The Brain

Module 8

the lower brain
The Lower Brain
  • Regulates basic functions such as breathing.
  • Cerebral cortex covers the lower brain like bark. (Cortex means “bark”)
the brainstem
The Brainstem
  • The oldest part and central core of the brain, beginning where the spinal cord swells as it enters the skull.
  • The brainstem is responsible for automatic survival function.
  • Medulla: the base of the brainstem; controls life-support functions like heartbeat, circulation, swallowing and breathing.
  • Reticular Formation: a nerve network in the brainstem that plays an important role in controlling wakefulness and arousal.
thalamus
Thalamus
  • The brain’s sensory switchboard, located on top of the brainstem
  • It directs messages to the sensory receiving areas in the cortex
the cerebellum
The Cerebellum
  • The “little brain” attached to the rear of the brainstem.
  • It helps coordinate voluntary movements and balance
  • Memories for knowing how to use your body for things like walking or playing the guitar.
the limbic system

The Limbic System

A ring of structures at of the border of the brain and the cerebral cortex.

It helps regulate important functions such as memory, fear, aggression, hunger, and thirst.

hypothalamus
Hypothalamus
  • Part of the lower brain that regulates basic needs and emotions.
    • Needs:
      • Hunger & thirst
      • “Fight of flight” reaction to stress
      • Body temperature
    • Emotions:
      • Pleasure
      • Fear
      • Rage
      • Sexuality
slide12

Amygdula: two almond-shaped neural clusters in the limbic system that are linked to emotion

    • Fear
    • Anger
    • Aggression
  • Hippocmpus: A neural center located in the limbic system; it helps process new memories for permanent storage.
the cerebral cortex

The Cerebral Cortex

The intricate fabric of interconnected neural cells that form the cerebral hemispheres; the body’s ultimate control and information-processing center.

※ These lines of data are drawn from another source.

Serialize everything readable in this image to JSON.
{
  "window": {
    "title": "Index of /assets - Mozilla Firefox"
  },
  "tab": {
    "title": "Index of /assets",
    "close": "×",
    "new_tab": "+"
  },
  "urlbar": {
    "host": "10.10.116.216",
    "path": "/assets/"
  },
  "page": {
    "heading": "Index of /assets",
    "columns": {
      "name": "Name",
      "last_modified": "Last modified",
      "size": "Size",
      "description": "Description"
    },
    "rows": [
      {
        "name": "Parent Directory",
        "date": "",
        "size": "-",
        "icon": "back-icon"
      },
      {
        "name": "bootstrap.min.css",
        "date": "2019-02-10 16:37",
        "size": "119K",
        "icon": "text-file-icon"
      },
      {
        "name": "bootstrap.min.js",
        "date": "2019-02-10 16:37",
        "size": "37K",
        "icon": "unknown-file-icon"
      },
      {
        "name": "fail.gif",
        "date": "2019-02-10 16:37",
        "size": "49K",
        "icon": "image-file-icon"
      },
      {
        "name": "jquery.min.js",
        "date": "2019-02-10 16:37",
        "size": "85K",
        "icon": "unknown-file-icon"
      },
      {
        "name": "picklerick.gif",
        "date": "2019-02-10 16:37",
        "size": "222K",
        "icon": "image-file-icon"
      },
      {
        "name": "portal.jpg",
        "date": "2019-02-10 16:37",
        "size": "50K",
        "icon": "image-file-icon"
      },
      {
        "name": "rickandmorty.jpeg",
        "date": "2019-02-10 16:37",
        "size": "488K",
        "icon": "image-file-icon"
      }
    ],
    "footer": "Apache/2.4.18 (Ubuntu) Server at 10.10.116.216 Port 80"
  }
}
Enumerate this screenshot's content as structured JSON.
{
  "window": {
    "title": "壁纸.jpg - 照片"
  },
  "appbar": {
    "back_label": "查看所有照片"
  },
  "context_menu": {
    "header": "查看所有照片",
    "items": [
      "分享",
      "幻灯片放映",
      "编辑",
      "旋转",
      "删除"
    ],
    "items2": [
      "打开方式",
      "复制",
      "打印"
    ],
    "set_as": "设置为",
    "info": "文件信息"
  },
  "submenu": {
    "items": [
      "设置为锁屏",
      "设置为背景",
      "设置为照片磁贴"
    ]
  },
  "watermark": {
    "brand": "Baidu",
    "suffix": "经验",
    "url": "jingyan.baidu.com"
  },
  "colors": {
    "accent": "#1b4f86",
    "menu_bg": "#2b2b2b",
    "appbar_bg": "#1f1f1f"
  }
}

cerebral cortex
Cerebral Cortex
  • The outer most layer of the brain
  • Controls high level mental processes such as thought
  • Size: Large bath towel
  • Trillions of computers do not equal our brain power
longitudinal fissure
Longitudinal Fissure
  • The long crack running all the way from the front to the back of the cerebral cortex, separating the left and right hemispheres.
hemispheres
Hemispheres
  • One have of the cerebral cortex
  • Each half controls the opposite side of the body
  • Fissure: a depression marking off an area of the cerebral cortex
  • Corpus Callosum: a large bundle of nerve fibers that transfer information from one half of the cerebral cortex to the other
    • Several million nerve fibers
the lobes
The Lobes
  • Major divisions of the cerebral cortex
  • Frontal Lobe: Contains the motor cortex, prefrontal area, and frontal association area.
    • Involved in making plans and judgments
    • Motor Cortex: Controls all bodily movements. (Motor functions)
  • Parietal Lobe: Contains the sensory cortex and general association areas used for processing information.
    • Somatosensory Cortex: Registers and provides all sensation.
frontal lobe
Frontal Lobe
  • Functions
    • “see” or be aware of ourselves when we remember things we have done.
    • Coming up with strategies or plans of action
    • Makes sense of our environment
frontal lobe1
Frontal Lobe
  • Prefrontal Area: part of the frontal lobe that enables us to re-experience personal past events
  • Frontal Association Area: part of the frontal lobe that engages in elaborate associations or mental connections.
    • Plays an important part in integration personality and in forming complex thoughts.
the lobes1
The Lobes
  • Occipital Lobe: Division of the cerebral cortex that interprets visual information. (back of the brain)
  • Temporal Lobe: Division of the cerebral cortex responsible for hearing and some speech functions.
hemispheres and handiness
Hemispheres and Handiness
  • Dominance: Control either the right or left hemisphere of the cerebral cortex is dominate in each individual; hence, one of them is preferred and controls the majority of actions performed
    • Small fine motor movements
hemispheres1
Hemispheres
  • Left Hemisphere
    • Speech
    • Language
    • Logic
    • Writing
  • Right Hemisphere
    • Spatial Reasoning
    • Art
    • Music
    • Emotions
    • Mathematical reasoning
language
Language
  • Broca’s Area: a brain area of the frontal lobe, usually in the left hemisphere, that directs the muscle movements involved in speech.
  • Wernicke’s Area: a brain area involved in language comprehension and expression; usually in the left temporal lobe.
plasticity

Plasticity

The brain’s capacity for modification, as evident in brain reorganization following damage.

puzzles
Puzzles
  • NOON GOOD
  • HE’S HIMSELF
  • II II

oooooo

answers
Answers
  • Good after noon
  • He’s beside himself
  • Circles under the eyes
why are some people better than others at solving these kinds of puzzles
Why are some people better than others at solving these kinds of puzzles?
  • Thicker and more efficient corpus callosum.
  • One hemisphere does not dominate over the other.